(WHAT YOU HAVE TO DO):
The records follow. Count the lines holding "Consulting" and give only the number.
Start of Block
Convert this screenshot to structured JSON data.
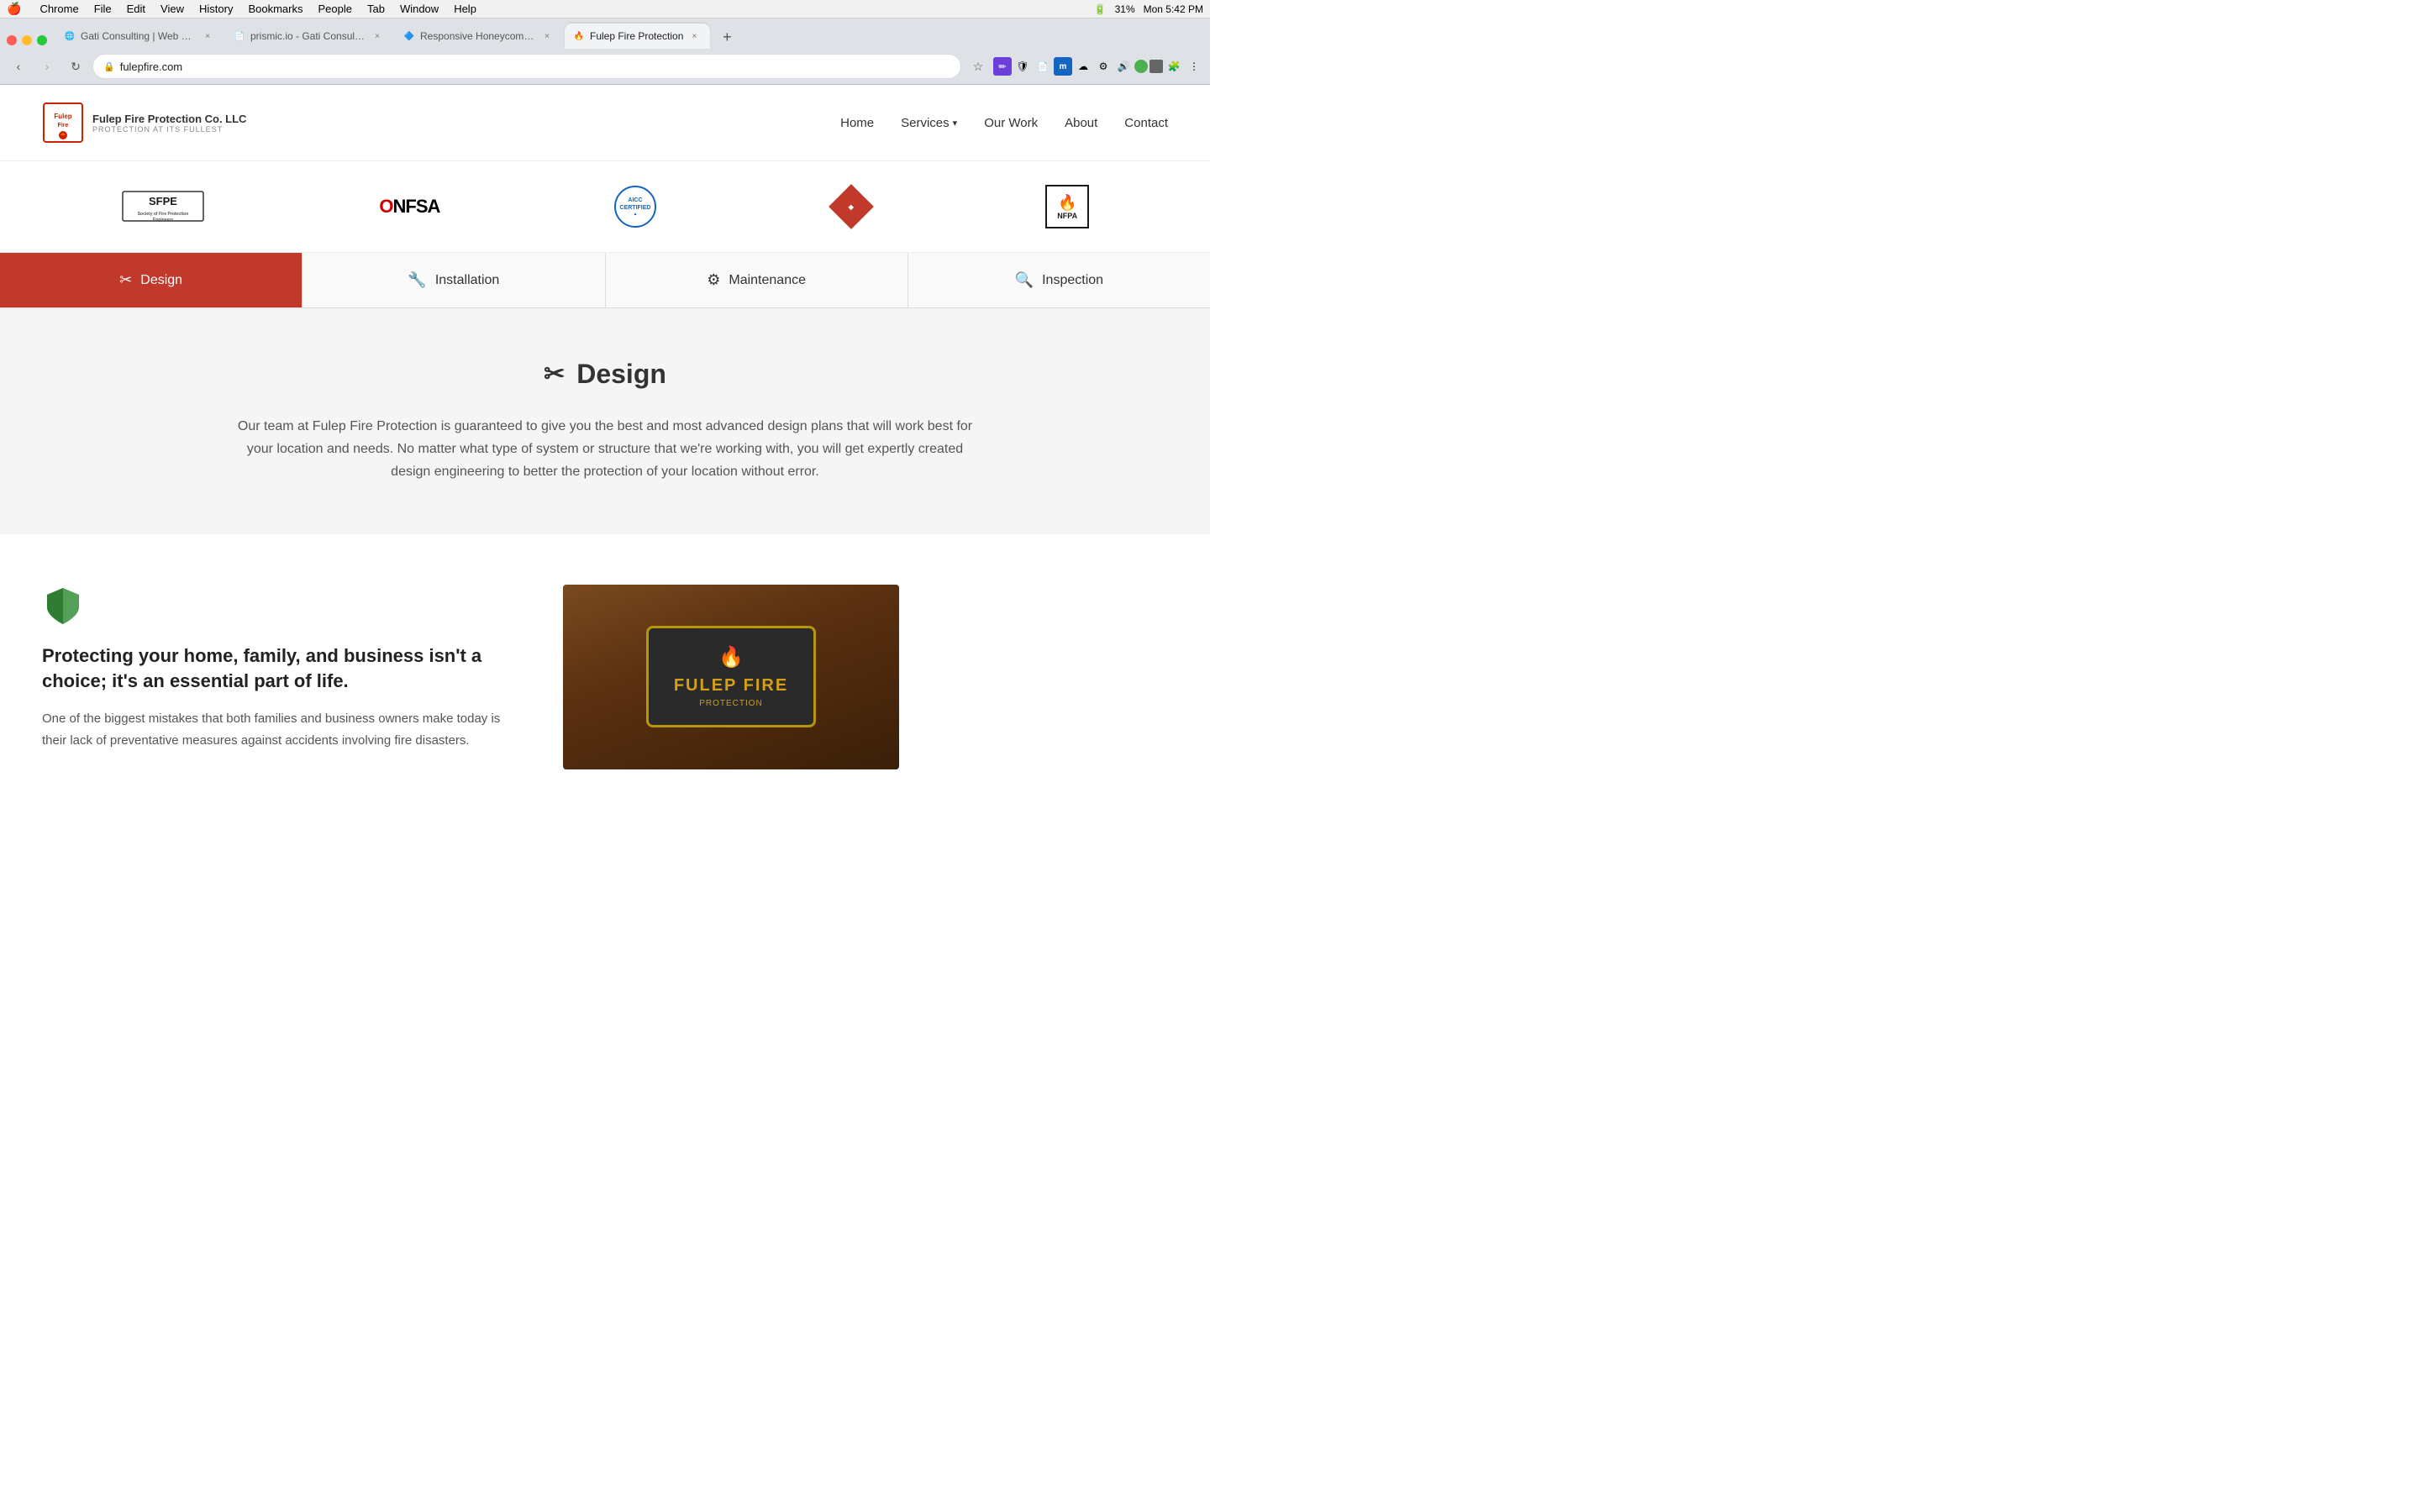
{
  "macos": {
    "apple": "🍎",
    "menu_items": [
      "Chrome",
      "File",
      "Edit",
      "View",
      "History",
      "Bookmarks",
      "People",
      "Tab",
      "Window",
      "Help"
    ],
    "time": "Mon 5:42 PM",
    "battery": "31%"
  },
  "tabs": [
    {
      "id": "tab1",
      "title": "Gati Consulting | Web Design &…",
      "active": false,
      "favicon": "🌐"
    },
    {
      "id": "tab2",
      "title": "prismic.io - Gati Consulting LL…",
      "active": false,
      "favicon": "📄"
    },
    {
      "id": "tab3",
      "title": "Responsive Honeycomb Grid …",
      "active": false,
      "favicon": "🔷"
    },
    {
      "id": "tab4",
      "title": "Fulep Fire Protection",
      "active": true,
      "favicon": "🔥"
    }
  ],
  "browser": {
    "url": "fulepfire.com",
    "back_disabled": false,
    "forward_disabled": true
  },
  "site": {
    "logo": {
      "brand": "Fulep Fire Protection Co. LLC",
      "tagline": "PROTECTION AT ITS FULLEST"
    },
    "nav": {
      "home": "Home",
      "services": "Services",
      "our_work": "Our Work",
      "about": "About",
      "contact": "Contact"
    },
    "partners": [
      {
        "name": "SFPE",
        "sub": "Society of Fire Protection Engineers"
      },
      {
        "name": "ONFSA",
        "sub": ""
      },
      {
        "name": "AICC Certified",
        "sub": ""
      },
      {
        "name": "Diamond",
        "sub": ""
      },
      {
        "name": "NFPA",
        "sub": ""
      }
    ],
    "tabs": [
      {
        "id": "design",
        "label": "Design",
        "icon": "✂",
        "active": true
      },
      {
        "id": "installation",
        "label": "Installation",
        "icon": "🔧",
        "active": false
      },
      {
        "id": "maintenance",
        "label": "Maintenance",
        "icon": "⚙",
        "active": false
      },
      {
        "id": "inspection",
        "label": "Inspection",
        "icon": "🔍",
        "active": false
      }
    ],
    "design_section": {
      "title": "Design",
      "title_icon": "✂",
      "description": "Our team at Fulep Fire Protection is guaranteed to give you the best and most advanced design plans that will work best for your location and needs. No matter what type of system or structure that we're working with, you will get expertly created design engineering to better the protection of your location without error."
    },
    "protection": {
      "heading": "Protecting your home, family, and business isn't a choice; it's an essential part of life.",
      "body": "One of the biggest mistakes that both families and business owners make today is their lack of preventative measures against accidents involving fire disasters."
    }
  }
}
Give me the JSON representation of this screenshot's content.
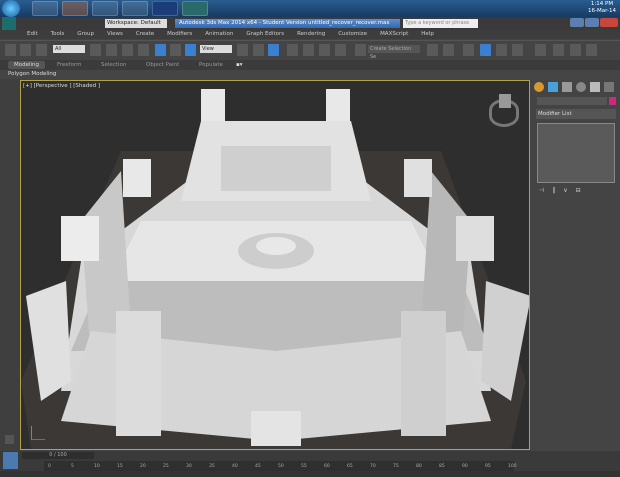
{
  "taskbar": {
    "apps": [
      "windows-explorer",
      "media-player",
      "chrome",
      "sticky-notes",
      "photoshop",
      "3ds-max"
    ],
    "time": "1:14 PM",
    "date": "16-Mar-14"
  },
  "titlebar": {
    "workspace": "Workspace: Default",
    "title": "Autodesk 3ds Max 2014 x64 - Student Version   untitled_recover_recover.max",
    "search_placeholder": "Type a keyword or phrase"
  },
  "menu": [
    "Edit",
    "Tools",
    "Group",
    "Views",
    "Create",
    "Modifiers",
    "Animation",
    "Graph Editors",
    "Rendering",
    "Customize",
    "MAXScript",
    "Help"
  ],
  "toolbar": {
    "filter": "All",
    "ref_coord": "View",
    "selection_set": "Create Selection Se"
  },
  "ribbon": {
    "tabs": [
      "Modeling",
      "Freeform",
      "Selection",
      "Object Paint",
      "Populate"
    ],
    "active": "Modeling",
    "sub": "Polygon Modeling"
  },
  "viewport": {
    "label": "[+] [Perspective ] [Shaded ]"
  },
  "command_panel": {
    "modifier_list": "Modifier List",
    "color": "#d0287f"
  },
  "timeline": {
    "frame": "0 / 100",
    "ticks": [
      "0",
      "5",
      "10",
      "15",
      "20",
      "25",
      "30",
      "35",
      "40",
      "45",
      "50",
      "55",
      "60",
      "65",
      "70",
      "75",
      "80",
      "85",
      "90",
      "95",
      "100"
    ]
  }
}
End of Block
(EXERCISE OUTPUT):
2